++++ Dataset content ++++
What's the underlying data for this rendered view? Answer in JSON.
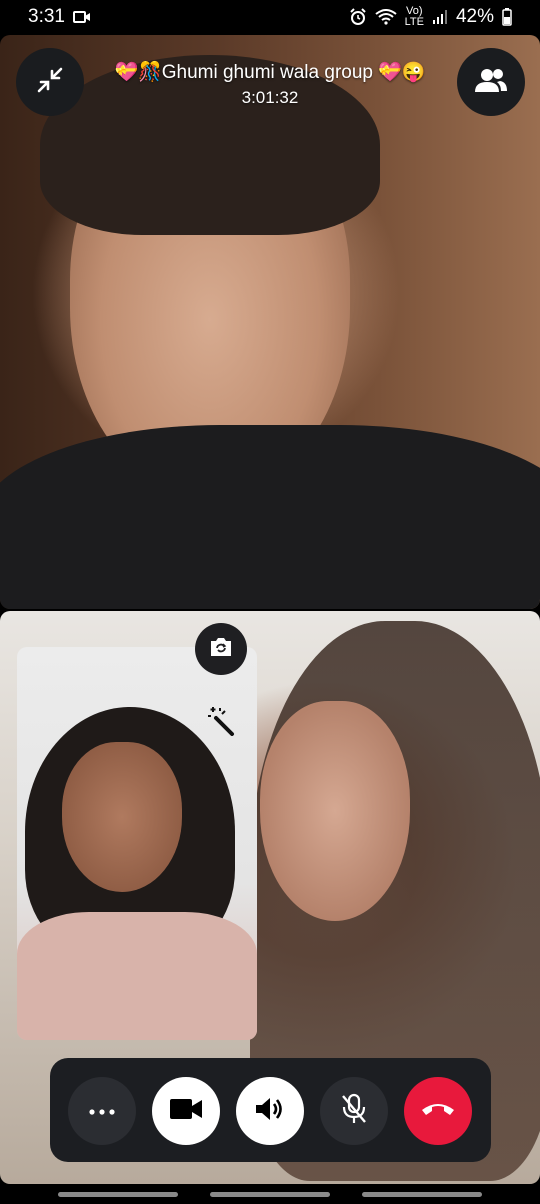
{
  "status_bar": {
    "time": "3:31",
    "network_label_top": "Vo)",
    "network_label_bottom": "LTE",
    "battery": "42%"
  },
  "call": {
    "title": "💝🎊Ghumi ghumi wala group 💝😜",
    "timer": "3:01:32"
  },
  "icons": {
    "minimize": "minimize-icon",
    "participants": "participants-icon",
    "camera_flip": "camera-flip-icon",
    "effects": "magic-wand-icon"
  },
  "controls": [
    {
      "name": "more-options-button",
      "icon": "more-icon"
    },
    {
      "name": "video-button",
      "icon": "video-camera-icon"
    },
    {
      "name": "speaker-button",
      "icon": "speaker-icon"
    },
    {
      "name": "mute-button",
      "icon": "mic-off-icon"
    },
    {
      "name": "end-call-button",
      "icon": "end-call-icon"
    }
  ],
  "colors": {
    "end_call": "#e8193c",
    "control_bar": "#1c1e22"
  }
}
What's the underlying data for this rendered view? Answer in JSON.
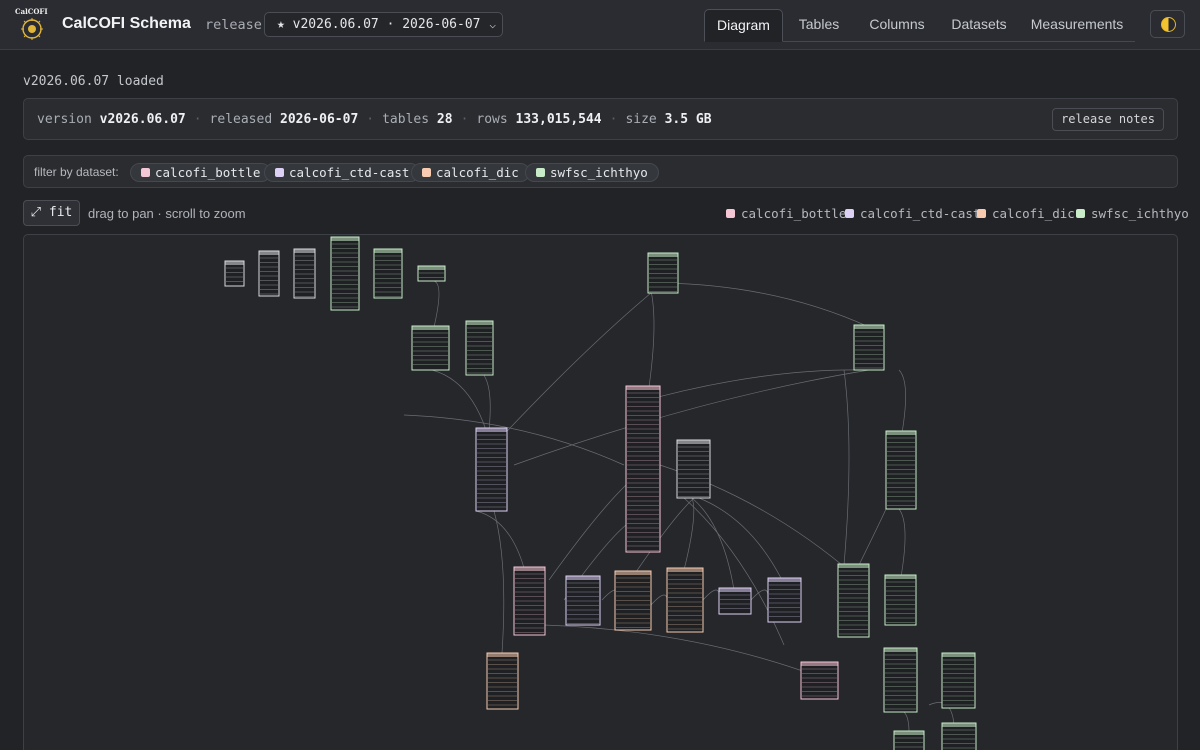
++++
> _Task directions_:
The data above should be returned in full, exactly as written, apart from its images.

> _Answer to this exercise_:
What's the underlying data for this rendered view? Answer in JSON.
{
  "status_bar": {
    "time": "3:31",
    "network_label_top": "Vo)",
    "network_label_bottom": "LTE",
    "battery": "42%"
  },
  "call": {
    "title": "💝🎊Ghumi ghumi wala group 💝😜",
    "timer": "3:01:32"
  },
  "icons": {
    "minimize": "minimize-icon",
    "participants": "participants-icon",
    "camera_flip": "camera-flip-icon",
    "effects": "magic-wand-icon"
  },
  "controls": [
    {
      "name": "more-options-button",
      "icon": "more-icon"
    },
    {
      "name": "video-button",
      "icon": "video-camera-icon"
    },
    {
      "name": "speaker-button",
      "icon": "speaker-icon"
    },
    {
      "name": "mute-button",
      "icon": "mic-off-icon"
    },
    {
      "name": "end-call-button",
      "icon": "end-call-icon"
    }
  ],
  "colors": {
    "end_call": "#e8193c",
    "control_bar": "#1c1e22"
  }
}
What's the underlying data for this rendered view? Answer in JSON.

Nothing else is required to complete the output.